Cornwallis. In 1800 he was surgeon to the Royal Newfoundland Regiment.

13 Robert Calaghan was a fisherman of Halifax, Liverpool and
Guysborough. In November 1782 he married Jane Gordon, daughter of the
murdered Thomas Gordon in Liverpool. She had been married first to
William Headley and then Robert Stevenson who died in January 1782.
Callaghan also had a previous marriage. In 1785 he was head of a family
of eight in Liverpool. He moved to Guysborough County.

14 Enos Collins was born in 1774 to Hallet and Rhoda Collins
at Liverpool. He became a merchant adventurer and member of the
Legislative Council of Nova Scotia, amassed a fortune and died at the
age of 97. he followed the sea in his youth and was a fisherman,
mariner, trader and privateersman. He was one of the owners of the
famous privateer of 1812-15, Liverpool Packet. He also had
interests in whaling and timber. In 1825 he was the dominating figure in
establishing the Halifax Banking Company. Nova Scotia’s first bank and a
fore-runner of the CIBC. In the same year he married Margaret
Haliburton, sister of Judge Brenton Haliburton.

15 Thomas Burnaby was born at Liverpool in 1771, son of
Joseph and Mercy. He married Bethyah Harrington in 1792. He was involved
with fishing as far as Labrador and in coastal trade as far south as the West Indies.
He commanded the privateer General Boyer in 1801 which was owned in part by Enos Collins.
He sailed as prize master aboard the privateer Duke of Kent in 1804-05.
He and Benjamin Collins and 10 hands were put in charge of a fast sailing schooner
which was captured by a Spanish gun boat.
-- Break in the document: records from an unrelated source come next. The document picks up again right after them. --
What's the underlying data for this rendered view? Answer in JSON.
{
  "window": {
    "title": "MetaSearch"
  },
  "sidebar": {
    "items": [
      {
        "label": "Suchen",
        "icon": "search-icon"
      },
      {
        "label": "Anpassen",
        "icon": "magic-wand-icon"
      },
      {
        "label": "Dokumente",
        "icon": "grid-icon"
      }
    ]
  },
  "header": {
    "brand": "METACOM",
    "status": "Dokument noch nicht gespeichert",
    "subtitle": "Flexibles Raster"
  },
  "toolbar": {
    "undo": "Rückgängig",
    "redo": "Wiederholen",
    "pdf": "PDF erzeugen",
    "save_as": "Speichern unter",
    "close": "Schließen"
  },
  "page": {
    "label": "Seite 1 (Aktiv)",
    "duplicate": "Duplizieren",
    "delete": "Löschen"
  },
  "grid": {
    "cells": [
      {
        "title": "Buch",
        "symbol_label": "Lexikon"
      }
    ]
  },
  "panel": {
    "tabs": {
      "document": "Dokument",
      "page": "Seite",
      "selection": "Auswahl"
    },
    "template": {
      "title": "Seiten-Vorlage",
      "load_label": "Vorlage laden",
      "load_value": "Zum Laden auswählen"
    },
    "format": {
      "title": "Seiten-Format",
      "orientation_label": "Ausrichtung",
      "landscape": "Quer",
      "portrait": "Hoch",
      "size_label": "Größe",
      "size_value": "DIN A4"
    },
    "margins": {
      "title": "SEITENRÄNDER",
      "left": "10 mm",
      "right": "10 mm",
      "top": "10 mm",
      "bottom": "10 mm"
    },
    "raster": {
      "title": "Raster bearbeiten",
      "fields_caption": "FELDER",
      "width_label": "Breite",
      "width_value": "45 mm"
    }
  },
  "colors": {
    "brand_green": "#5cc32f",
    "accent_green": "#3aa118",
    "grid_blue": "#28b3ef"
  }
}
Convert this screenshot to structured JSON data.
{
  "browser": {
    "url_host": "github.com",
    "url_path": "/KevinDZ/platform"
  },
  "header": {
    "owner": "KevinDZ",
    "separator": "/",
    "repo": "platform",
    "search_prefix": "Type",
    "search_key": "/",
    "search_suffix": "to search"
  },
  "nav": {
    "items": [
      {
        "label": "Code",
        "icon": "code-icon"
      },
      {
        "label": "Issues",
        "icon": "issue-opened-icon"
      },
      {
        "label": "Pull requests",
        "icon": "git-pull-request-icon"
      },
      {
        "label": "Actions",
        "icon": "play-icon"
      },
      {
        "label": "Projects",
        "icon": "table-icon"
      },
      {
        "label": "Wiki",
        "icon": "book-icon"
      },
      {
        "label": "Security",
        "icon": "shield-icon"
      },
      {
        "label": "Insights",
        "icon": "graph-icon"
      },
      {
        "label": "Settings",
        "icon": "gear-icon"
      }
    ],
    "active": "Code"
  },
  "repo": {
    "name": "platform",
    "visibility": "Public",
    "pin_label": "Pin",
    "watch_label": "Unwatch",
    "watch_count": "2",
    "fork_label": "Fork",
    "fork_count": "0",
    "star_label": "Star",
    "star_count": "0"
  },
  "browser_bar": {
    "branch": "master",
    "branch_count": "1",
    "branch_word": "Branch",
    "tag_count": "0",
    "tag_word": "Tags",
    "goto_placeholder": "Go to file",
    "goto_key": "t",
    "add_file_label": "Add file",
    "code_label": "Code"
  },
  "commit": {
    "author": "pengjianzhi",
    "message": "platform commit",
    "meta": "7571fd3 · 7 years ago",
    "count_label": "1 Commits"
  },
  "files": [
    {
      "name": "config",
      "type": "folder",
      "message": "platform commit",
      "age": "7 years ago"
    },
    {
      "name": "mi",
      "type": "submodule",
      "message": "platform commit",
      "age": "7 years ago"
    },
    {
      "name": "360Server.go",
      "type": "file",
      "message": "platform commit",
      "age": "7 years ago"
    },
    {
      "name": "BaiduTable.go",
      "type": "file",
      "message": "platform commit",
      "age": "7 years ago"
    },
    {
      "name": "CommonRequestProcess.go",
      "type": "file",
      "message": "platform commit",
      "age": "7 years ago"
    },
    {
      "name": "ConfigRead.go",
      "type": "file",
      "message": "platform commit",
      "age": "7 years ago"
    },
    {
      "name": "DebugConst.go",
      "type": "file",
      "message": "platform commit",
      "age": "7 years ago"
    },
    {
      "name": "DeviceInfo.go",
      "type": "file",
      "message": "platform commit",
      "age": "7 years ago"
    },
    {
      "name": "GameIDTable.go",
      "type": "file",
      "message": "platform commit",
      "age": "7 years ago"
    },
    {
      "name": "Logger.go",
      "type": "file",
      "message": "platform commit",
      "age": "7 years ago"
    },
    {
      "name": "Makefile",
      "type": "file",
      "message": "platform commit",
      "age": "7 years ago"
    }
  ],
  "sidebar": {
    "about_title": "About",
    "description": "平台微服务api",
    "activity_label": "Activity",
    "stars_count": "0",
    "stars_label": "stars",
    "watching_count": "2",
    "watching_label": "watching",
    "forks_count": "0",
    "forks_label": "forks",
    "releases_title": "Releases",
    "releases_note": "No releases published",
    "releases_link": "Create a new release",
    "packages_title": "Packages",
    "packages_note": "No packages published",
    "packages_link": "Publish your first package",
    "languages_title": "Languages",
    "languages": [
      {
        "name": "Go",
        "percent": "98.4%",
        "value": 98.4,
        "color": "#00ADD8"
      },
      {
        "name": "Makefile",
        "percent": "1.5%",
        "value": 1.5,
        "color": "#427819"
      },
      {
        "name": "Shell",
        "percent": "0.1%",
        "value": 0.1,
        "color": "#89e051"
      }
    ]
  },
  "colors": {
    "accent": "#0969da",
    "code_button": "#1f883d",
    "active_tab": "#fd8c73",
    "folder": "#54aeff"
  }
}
They were carried into Cummano, Venezuela
and incarcerated. On September 28th 1805 Perkins entered in his diary: “[Benjamin Collins]
brings Melancholla News of the Death of Mr. Thomas Burnaby” who died in prison
on the Spanish Main.

16 Zebulon Perkins was Simeon Perkins’ nephew. He was a sea captain and very
involved in business. He frequently entered into commercial arrangements with his uncle
Zebulon, unlike his uncle, was a mason.
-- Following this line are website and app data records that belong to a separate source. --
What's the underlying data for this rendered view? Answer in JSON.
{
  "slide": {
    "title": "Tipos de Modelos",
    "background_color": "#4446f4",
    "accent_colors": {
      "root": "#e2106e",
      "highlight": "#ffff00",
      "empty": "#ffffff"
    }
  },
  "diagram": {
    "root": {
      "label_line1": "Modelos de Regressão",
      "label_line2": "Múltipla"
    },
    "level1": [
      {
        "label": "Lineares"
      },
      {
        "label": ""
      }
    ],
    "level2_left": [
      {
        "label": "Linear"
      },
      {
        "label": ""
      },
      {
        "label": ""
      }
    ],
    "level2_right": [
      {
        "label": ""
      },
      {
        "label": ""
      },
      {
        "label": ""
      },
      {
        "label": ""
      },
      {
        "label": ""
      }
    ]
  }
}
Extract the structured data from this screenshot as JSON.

17 Alexander Godfrey was born in Chatham, MA. In 1791 he married Phoebe West. He was
commander of the privateer brig Rover which defeated a Spanish squadron off the
Spanish Main in 1800. He died of yellow fever in Jamaica in 1803. His only child Ruth,
who died of burns, is buried in Liverpool’s historic cemetary.

18 Freeman Gardner was son of Simeon and Sarah Gardner of Nantucket, MA and Cape
Island, Nova Scotia. He married Mary Gardner and is buried in Liverpool’s historic cemetary.
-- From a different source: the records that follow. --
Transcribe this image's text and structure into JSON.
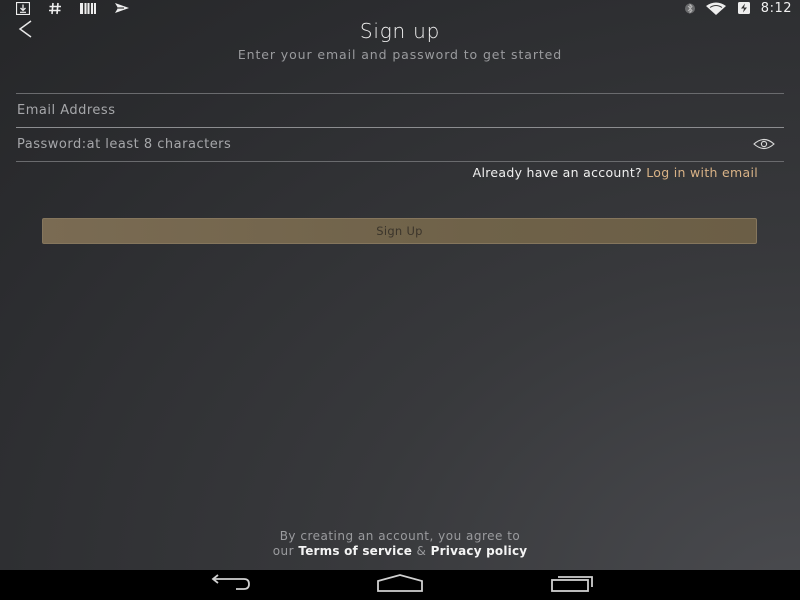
{
  "status_bar": {
    "time": "8:12",
    "left_icons": [
      "download-notification-icon",
      "hash-notification-icon",
      "barcode-notification-icon",
      "send-notification-icon"
    ],
    "right_icons": [
      "bluetooth-icon",
      "wifi-icon",
      "battery-charging-icon"
    ]
  },
  "header": {
    "back_icon": "chevron-left-icon",
    "title": "Sign up",
    "subtitle": "Enter your email and password to get started"
  },
  "form": {
    "email_placeholder": "Email Address",
    "email_value": "",
    "password_placeholder": "Password:at least 8 characters",
    "password_value": "",
    "toggle_visibility_icon": "eye-icon"
  },
  "login": {
    "prompt": "Already have an account?",
    "link": "Log in with email"
  },
  "signup_button": {
    "label": "Sign Up"
  },
  "legal": {
    "line1": "By creating an account, you agree to",
    "prefix": "our",
    "terms": "Terms of service",
    "amp": "&",
    "privacy": "Privacy policy"
  },
  "nav_bar": {
    "icons": [
      "back-nav-icon",
      "home-nav-icon",
      "recents-nav-icon"
    ]
  },
  "colors": {
    "accent_link": "#d8b286",
    "button_bg": "#72654c",
    "background": "#333437"
  }
}
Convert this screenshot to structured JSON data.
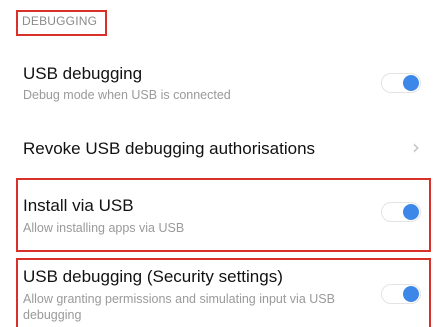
{
  "section": {
    "label": "DEBUGGING"
  },
  "rows": [
    {
      "title": "USB debugging",
      "subtitle": "Debug mode when USB is connected",
      "toggle_on": true
    },
    {
      "title": "Revoke USB debugging authorisations"
    },
    {
      "title": "Install via USB",
      "subtitle": "Allow installing apps via USB",
      "toggle_on": true
    },
    {
      "title": "USB debugging (Security settings)",
      "subtitle": "Allow granting permissions and simulating input via USB debugging",
      "toggle_on": true
    }
  ],
  "colors": {
    "accent": "#3d87e8",
    "highlight": "#d9302a"
  },
  "icons": {
    "chevron": "chevron-right-icon",
    "toggle": "toggle-switch-icon"
  }
}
19 Benjamin Knaut was born in 1768, a son of John Philip and Ann Knaut of Lunenburg.
He married Miss White of Beverly, MA in 1796 and Lucy Collins in 1801 and so was a brother-in-law
of Enos Collins. He was sheriff of Queens County in 1810. He was at various times a privateer.
He was a founding member of Trinity Anglican Church in Liverpool. He died in 1835.

20 Lodowick Harrington was a son of Benjamin and Bethiah Harrington. He married Besey West
in Liverpool 1796. He was a fisherman, mariner and privateersman. While serving as a prize
captain with Alex Godfrey’s Rover, he became separated and with a crew of only a few,
he sailed the prize Nuestra Semora del Carmen from the Spanish Main to Liverpool,
some 2000 miles, making only one stop on the way, in nearby Cape Cod. The reason: the letter
of marque was on the Rover and if caught, Harrington and his crew might well have been
condemned and hanged as pirates. Cape Cod furnished them with food and water, probably
from relatives.

21 Robert Huston was a Loyalist settler at Shelburne and moved to Liverpool in 1796.
He was a member of the Grand Jury and an Overseer of the Poor.

22 It is clear that many, indeed perhaps a majority of the masons of this time often spent
long periods of time as sea and so their business prevented them from attending regularly.